I needed some contradiction, reaction, rebellion elements. So the invention focused on the young woman's character and on a young man who's not part of the terrorist group, whom we don't know much about.
I said to myself: I can't just passively take the story, the historical truth — if a definite truth in the Moro tragedy does exist. I have to come up with something new, something "false" something "unfaithful". I took the liberty of doing so and at the same time I realized how things ended. These two images converge in the film. Today there's also a civil, moral need, not only an artistic one, to "betray" the story, meaning to not only passively take it. It's not true that the story goes this way and always will.
Of course I did much research, an various kinds of material, in order to make the film. Flamigni's book, Moro's letters... and Braghetti's 11 prigioniero was very useful for the inner account of imprisonment. This book describes some facts that I freely developed and widely betrayed in my film. The film's spirit is totally different. There's no trace of Chiara's rebellion, in part real in part utopian — everyone sees it as he likes - in the book.
I rarely spoke to the members of the Red Brigades (BR): I had only one very short meeting with Lanfranco Pace when Maccari died and when it was said that it had been Maccari who had materially killed Moro, since Gallinari had started crying and Moretti's machinegun had jammed. Pace confirmed - the news had already been printed in the papers - that Maccari didn't want to kill Moro, he did it to obey orders, for military discipline, and then he left the BR.
There was a very strong passion for politics back then. All lines of reasoning — even the craziest ones — came to "coherent" conclusions. There was a sort of "absurd coherence" between thinking of changing the world and taking a gun to kill someone, by an illogical, unjustifiable logic. Now they, today's BR, seem to me even farther away from the real world and from reality, and I don't think they have many chances. At the same time, today's history shows worldwide terrorism, in which everything is multiplied, the victim becomes thousands of victims.
On the 11th of September I was already working on this film and the tragedy made me think of looking for different ways of telling the story. I even followed an idea that tried to find a relation between all these orphans, the policemen's sons, the sons of all the people who were in the Towers, Moro's nephew. But then I let it go, I saw the risk of a schematic, mental parallelism...

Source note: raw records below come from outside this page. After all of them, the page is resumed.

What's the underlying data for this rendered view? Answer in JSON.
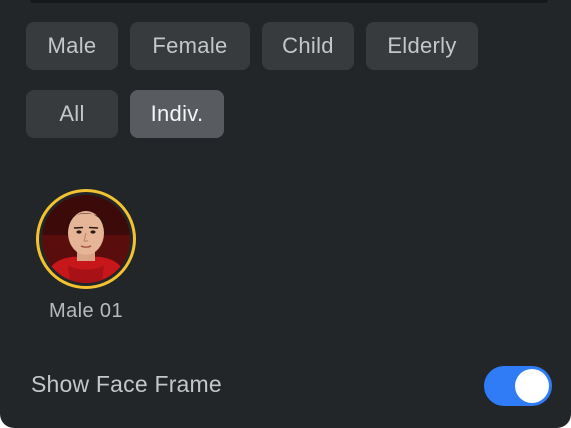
{
  "filters": {
    "row1": [
      "Male",
      "Female",
      "Child",
      "Elderly"
    ],
    "row2": [
      "All",
      "Indiv."
    ],
    "selected": "Indiv."
  },
  "faces": [
    {
      "label": "Male 01",
      "selected": true
    }
  ],
  "settings": {
    "show_face_frame_label": "Show Face Frame",
    "show_face_frame_on": true
  },
  "colors": {
    "panel_bg": "#232629",
    "chip_bg": "#373b3e",
    "chip_selected_bg": "#585c60",
    "selection_ring": "#f2c230",
    "toggle_on": "#2f7cf6"
  }
}
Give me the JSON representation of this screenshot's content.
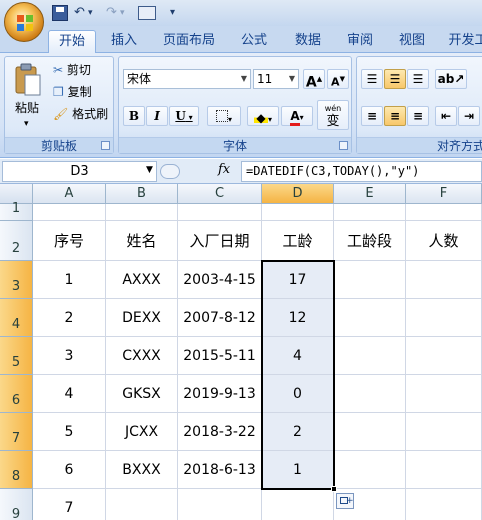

Director's Biography

He was born in Piacenza in 1939. In 1959 he left his philosophy studies at the Cattolica University in Milan and enrolled at the Centro Sperimentale di Cinematografia in Rome. During 1961-1962 he made short short films "Abbasso lo zio", "La colpa e la pena" and "Ginepro fatto uomo" and then moved to London where he went to the Slade School of Fine Arts. His film debut "I pugni in tasca", presented in Locarno in 1965, gave him international success.

Filmography :


Cast & Crew

Directed by: Marco Bellocchio

Written by: Marco Bellocchio

Produced by: Marco Bellocchio, Sergio Pelone

Cinematography: Pasquale Mari

Editing: Francesca Calvelli

Production Design: Marco Dentici

Costume Design: Sergio Ballo

Original Score: Riccardo Giagni

Nominations and Awards

  • European FIPRESCI Award 2003